With the fanfare surrounding the arrival of Nikon's first full-frame mirrorless cameras, the Z6 and Z7, it's easy to forget that a couple of Nikon's full-frame DSLRs are getting a little long in the tooth.
The D750 is now over four years old, having been announced back in 2014, while Nikon's most affordable full-frame DSLR, the D610 was launched back in 2013. Rumors have been circulating for the past year or so that we'll see a replacement for these popular models, and it looks like 2019 could finally be the year we see a D760.
According to NikonRumors.com (opens in new tab), Nikon is expected to officially announce a replacement for the D750 – most likely called the D760 – in the first half of 2019, with shipping starting in the second half of the year.
What about a replacement for the D610? According to the rumors, the D610 will be discontinued, with the D760 replacing both models to become Nikon's sole entry-level full-frame DSLR camera.
As far as the D760's specification goes, rumors suggest (although bear in mind that these will get much more accurate as the launch gets closer and new information comes to light) that it will shoot 4K video, while the ISO button will move to the area near the shutter release – something with seen on other recent advanced Nikon DSLRs.
We may also see the welcome addition of an AF-On button on the back of the camera (something that was missing on the D750), while the D760 could get a AF joystick selector, and we can expect minor changes to the overall button placement compared to the D750. The new camera is also set to get an overhauled AF system – there's no additional details on this, but expect more AF points than the current 51 available on the D750.
What about the resolution?
We're speculating now, but we wouldn't be surprised if the new D760 used Sony's rumored full-frame 36MP sensor (or a variant of it). This new sensor promises 10fps shooting speeds at a depth of 16bit, while it's also claimed that it will feature on-chip phase-detect AF, improving the D760's live view performance.

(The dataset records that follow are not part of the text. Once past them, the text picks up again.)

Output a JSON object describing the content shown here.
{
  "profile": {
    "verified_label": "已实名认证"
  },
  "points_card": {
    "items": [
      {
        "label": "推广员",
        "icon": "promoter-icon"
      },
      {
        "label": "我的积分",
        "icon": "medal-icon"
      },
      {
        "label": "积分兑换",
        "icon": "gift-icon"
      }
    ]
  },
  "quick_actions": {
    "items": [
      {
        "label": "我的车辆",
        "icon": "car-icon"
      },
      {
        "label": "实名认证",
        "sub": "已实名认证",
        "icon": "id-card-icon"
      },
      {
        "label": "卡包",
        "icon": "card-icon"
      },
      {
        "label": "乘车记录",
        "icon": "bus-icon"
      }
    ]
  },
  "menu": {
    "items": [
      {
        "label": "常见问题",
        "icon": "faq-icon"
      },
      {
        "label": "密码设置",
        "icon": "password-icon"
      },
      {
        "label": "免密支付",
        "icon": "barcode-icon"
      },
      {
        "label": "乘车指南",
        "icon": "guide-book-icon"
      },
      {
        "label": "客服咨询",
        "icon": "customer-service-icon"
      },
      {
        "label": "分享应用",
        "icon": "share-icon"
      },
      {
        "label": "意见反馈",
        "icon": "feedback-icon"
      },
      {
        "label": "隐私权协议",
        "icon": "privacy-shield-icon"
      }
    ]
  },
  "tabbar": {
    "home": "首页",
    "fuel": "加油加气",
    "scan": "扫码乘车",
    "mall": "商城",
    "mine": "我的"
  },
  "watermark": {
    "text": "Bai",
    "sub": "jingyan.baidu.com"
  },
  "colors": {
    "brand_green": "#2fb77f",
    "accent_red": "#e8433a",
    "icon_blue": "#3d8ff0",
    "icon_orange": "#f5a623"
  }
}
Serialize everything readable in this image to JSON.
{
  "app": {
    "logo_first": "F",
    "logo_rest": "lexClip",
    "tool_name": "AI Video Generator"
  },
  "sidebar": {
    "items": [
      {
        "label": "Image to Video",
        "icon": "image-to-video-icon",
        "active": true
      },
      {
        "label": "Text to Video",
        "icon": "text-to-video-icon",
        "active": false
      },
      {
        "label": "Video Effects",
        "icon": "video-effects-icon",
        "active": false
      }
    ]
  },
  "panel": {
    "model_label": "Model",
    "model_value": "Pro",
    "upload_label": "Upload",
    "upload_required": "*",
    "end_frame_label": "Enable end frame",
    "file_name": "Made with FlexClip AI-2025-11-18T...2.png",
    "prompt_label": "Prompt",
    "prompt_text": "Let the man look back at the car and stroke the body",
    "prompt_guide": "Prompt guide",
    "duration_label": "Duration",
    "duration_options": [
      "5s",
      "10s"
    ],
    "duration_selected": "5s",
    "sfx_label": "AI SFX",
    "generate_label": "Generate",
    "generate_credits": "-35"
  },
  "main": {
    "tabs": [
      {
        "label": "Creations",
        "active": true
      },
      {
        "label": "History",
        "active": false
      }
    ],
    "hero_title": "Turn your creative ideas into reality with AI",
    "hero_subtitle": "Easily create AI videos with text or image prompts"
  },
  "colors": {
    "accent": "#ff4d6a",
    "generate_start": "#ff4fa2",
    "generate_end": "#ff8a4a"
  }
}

The sensor is also said to use a new dual-gain ADC mode, which promises to improve dynamic range by almost two stops.
As always, we'll bring you more details of Nikon's plans as soon as we have them.